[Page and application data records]
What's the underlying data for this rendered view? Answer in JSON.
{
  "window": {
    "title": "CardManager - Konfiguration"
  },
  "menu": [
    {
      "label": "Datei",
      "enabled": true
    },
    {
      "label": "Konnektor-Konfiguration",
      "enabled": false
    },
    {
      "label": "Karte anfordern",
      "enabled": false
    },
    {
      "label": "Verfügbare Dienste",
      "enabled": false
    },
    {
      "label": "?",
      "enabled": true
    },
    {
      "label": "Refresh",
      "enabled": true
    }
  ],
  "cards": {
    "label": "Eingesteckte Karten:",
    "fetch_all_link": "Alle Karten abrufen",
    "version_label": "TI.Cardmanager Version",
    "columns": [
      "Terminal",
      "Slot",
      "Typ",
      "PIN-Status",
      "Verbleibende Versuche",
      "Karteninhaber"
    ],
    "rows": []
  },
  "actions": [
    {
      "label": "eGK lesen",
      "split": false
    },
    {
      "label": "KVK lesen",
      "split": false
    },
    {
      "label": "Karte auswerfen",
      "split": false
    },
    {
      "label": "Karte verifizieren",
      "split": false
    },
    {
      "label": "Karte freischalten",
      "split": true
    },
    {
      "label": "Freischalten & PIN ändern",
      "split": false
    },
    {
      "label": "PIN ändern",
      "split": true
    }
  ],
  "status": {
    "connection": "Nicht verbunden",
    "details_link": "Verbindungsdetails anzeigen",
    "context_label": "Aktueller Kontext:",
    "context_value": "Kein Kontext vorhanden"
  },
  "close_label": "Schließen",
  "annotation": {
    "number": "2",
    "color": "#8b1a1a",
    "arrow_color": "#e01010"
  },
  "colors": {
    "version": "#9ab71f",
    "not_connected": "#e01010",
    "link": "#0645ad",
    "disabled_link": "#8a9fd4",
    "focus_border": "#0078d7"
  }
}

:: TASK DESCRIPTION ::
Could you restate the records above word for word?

:: TASK OUTPUT ::
What's the underlying data for this rendered view? Answer in JSON.
{
  "window": {
    "title": "CardManager - Konfiguration"
  },
  "menu": [
    {
      "label": "Datei",
      "enabled": true
    },
    {
      "label": "Konnektor-Konfiguration",
      "enabled": false
    },
    {
      "label": "Karte anfordern",
      "enabled": false
    },
    {
      "label": "Verfügbare Dienste",
      "enabled": false
    },
    {
      "label": "?",
      "enabled": true
    },
    {
      "label": "Refresh",
      "enabled": true
    }
  ],
  "cards": {
    "label": "Eingesteckte Karten:",
    "fetch_all_link": "Alle Karten abrufen",
    "version_label": "TI.Cardmanager Version",
    "columns": [
      "Terminal",
      "Slot",
      "Typ",
      "PIN-Status",
      "Verbleibende Versuche",
      "Karteninhaber"
    ],
    "rows": []
  },
  "actions": [
    {
      "label": "eGK lesen",
      "split": false
    },
    {
      "label": "KVK lesen",
      "split": false
    },
    {
      "label": "Karte auswerfen",
      "split": false
    },
    {
      "label": "Karte verifizieren",
      "split": false
    },
    {
      "label": "Karte freischalten",
      "split": true
    },
    {
      "label": "Freischalten & PIN ändern",
      "split": false
    },
    {
      "label": "PIN ändern",
      "split": true
    }
  ],
  "status": {
    "connection": "Nicht verbunden",
    "details_link": "Verbindungsdetails anzeigen",
    "context_label": "Aktueller Kontext:",
    "context_value": "Kein Kontext vorhanden"
  },
  "close_label": "Schließen",
  "annotation": {
    "number": "2",
    "color": "#8b1a1a",
    "arrow_color": "#e01010"
  },
  "colors": {
    "version": "#9ab71f",
    "not_connected": "#e01010",
    "link": "#0645ad",
    "disabled_link": "#8a9fd4",
    "focus_border": "#0078d7"
  }
}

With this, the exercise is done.